• **TASK REQUIREMENTS**
What you return must be the complete listing, unchanged.

• **AVAILABLE DATA**
* * *
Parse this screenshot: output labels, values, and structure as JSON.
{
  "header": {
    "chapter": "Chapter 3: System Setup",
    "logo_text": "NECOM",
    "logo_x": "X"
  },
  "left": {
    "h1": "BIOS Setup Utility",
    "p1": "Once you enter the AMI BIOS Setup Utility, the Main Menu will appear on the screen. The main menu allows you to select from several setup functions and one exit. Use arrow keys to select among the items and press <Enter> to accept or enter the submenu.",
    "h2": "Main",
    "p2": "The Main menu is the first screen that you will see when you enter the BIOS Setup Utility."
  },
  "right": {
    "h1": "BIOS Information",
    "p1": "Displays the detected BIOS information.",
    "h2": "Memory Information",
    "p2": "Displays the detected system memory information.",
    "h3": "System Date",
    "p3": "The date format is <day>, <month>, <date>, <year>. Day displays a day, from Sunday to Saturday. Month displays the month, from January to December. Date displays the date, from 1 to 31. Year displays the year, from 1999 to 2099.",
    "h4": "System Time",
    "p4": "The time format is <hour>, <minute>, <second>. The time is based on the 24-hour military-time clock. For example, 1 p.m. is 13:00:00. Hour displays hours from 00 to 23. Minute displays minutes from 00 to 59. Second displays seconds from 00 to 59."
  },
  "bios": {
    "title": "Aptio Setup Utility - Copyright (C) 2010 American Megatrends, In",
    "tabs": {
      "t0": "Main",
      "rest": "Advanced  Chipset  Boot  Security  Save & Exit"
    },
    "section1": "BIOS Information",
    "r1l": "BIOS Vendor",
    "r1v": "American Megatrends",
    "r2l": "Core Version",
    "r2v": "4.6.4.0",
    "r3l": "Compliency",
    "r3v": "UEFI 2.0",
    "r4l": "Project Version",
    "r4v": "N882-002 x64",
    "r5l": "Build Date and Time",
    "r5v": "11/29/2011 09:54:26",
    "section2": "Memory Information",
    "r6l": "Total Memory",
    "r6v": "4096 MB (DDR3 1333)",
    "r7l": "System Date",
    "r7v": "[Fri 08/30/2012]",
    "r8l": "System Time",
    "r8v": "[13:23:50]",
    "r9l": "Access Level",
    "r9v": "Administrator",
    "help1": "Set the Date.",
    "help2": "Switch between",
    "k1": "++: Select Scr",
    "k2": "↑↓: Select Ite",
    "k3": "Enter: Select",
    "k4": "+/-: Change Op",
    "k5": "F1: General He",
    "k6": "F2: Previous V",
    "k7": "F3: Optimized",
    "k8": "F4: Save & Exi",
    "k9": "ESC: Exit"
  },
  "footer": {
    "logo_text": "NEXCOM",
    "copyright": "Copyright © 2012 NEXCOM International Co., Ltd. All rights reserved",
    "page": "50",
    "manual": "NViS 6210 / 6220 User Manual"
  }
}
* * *
• **RESULT OF THE EXERCISE**
Parse this screenshot: output labels, values, and structure as JSON.
{
  "header": {
    "chapter": "Chapter 3: System Setup",
    "logo_text": "NECOM",
    "logo_x": "X"
  },
  "left": {
    "h1": "BIOS Setup Utility",
    "p1": "Once you enter the AMI BIOS Setup Utility, the Main Menu will appear on the screen. The main menu allows you to select from several setup functions and one exit. Use arrow keys to select among the items and press <Enter> to accept or enter the submenu.",
    "h2": "Main",
    "p2": "The Main menu is the first screen that you will see when you enter the BIOS Setup Utility."
  },
  "right": {
    "h1": "BIOS Information",
    "p1": "Displays the detected BIOS information.",
    "h2": "Memory Information",
    "p2": "Displays the detected system memory information.",
    "h3": "System Date",
    "p3": "The date format is <day>, <month>, <date>, <year>. Day displays a day, from Sunday to Saturday. Month displays the month, from January to December. Date displays the date, from 1 to 31. Year displays the year, from 1999 to 2099.",
    "h4": "System Time",
    "p4": "The time format is <hour>, <minute>, <second>. The time is based on the 24-hour military-time clock. For example, 1 p.m. is 13:00:00. Hour displays hours from 00 to 23. Minute displays minutes from 00 to 59. Second displays seconds from 00 to 59."
  },
  "bios": {
    "title": "Aptio Setup Utility - Copyright (C) 2010 American Megatrends, In",
    "tabs": {
      "t0": "Main",
      "rest": "Advanced  Chipset  Boot  Security  Save & Exit"
    },
    "section1": "BIOS Information",
    "r1l": "BIOS Vendor",
    "r1v": "American Megatrends",
    "r2l": "Core Version",
    "r2v": "4.6.4.0",
    "r3l": "Compliency",
    "r3v": "UEFI 2.0",
    "r4l": "Project Version",
    "r4v": "N882-002 x64",
    "r5l": "Build Date and Time",
    "r5v": "11/29/2011 09:54:26",
    "section2": "Memory Information",
    "r6l": "Total Memory",
    "r6v": "4096 MB (DDR3 1333)",
    "r7l": "System Date",
    "r7v": "[Fri 08/30/2012]",
    "r8l": "System Time",
    "r8v": "[13:23:50]",
    "r9l": "Access Level",
    "r9v": "Administrator",
    "help1": "Set the Date.",
    "help2": "Switch between",
    "k1": "++: Select Scr",
    "k2": "↑↓: Select Ite",
    "k3": "Enter: Select",
    "k4": "+/-: Change Op",
    "k5": "F1: General He",
    "k6": "F2: Previous V",
    "k7": "F3: Optimized",
    "k8": "F4: Save & Exi",
    "k9": "ESC: Exit"
  },
  "footer": {
    "logo_text": "NEXCOM",
    "copyright": "Copyright © 2012 NEXCOM International Co., Ltd. All rights reserved",
    "page": "50",
    "manual": "NViS 6210 / 6220 User Manual"
  }
}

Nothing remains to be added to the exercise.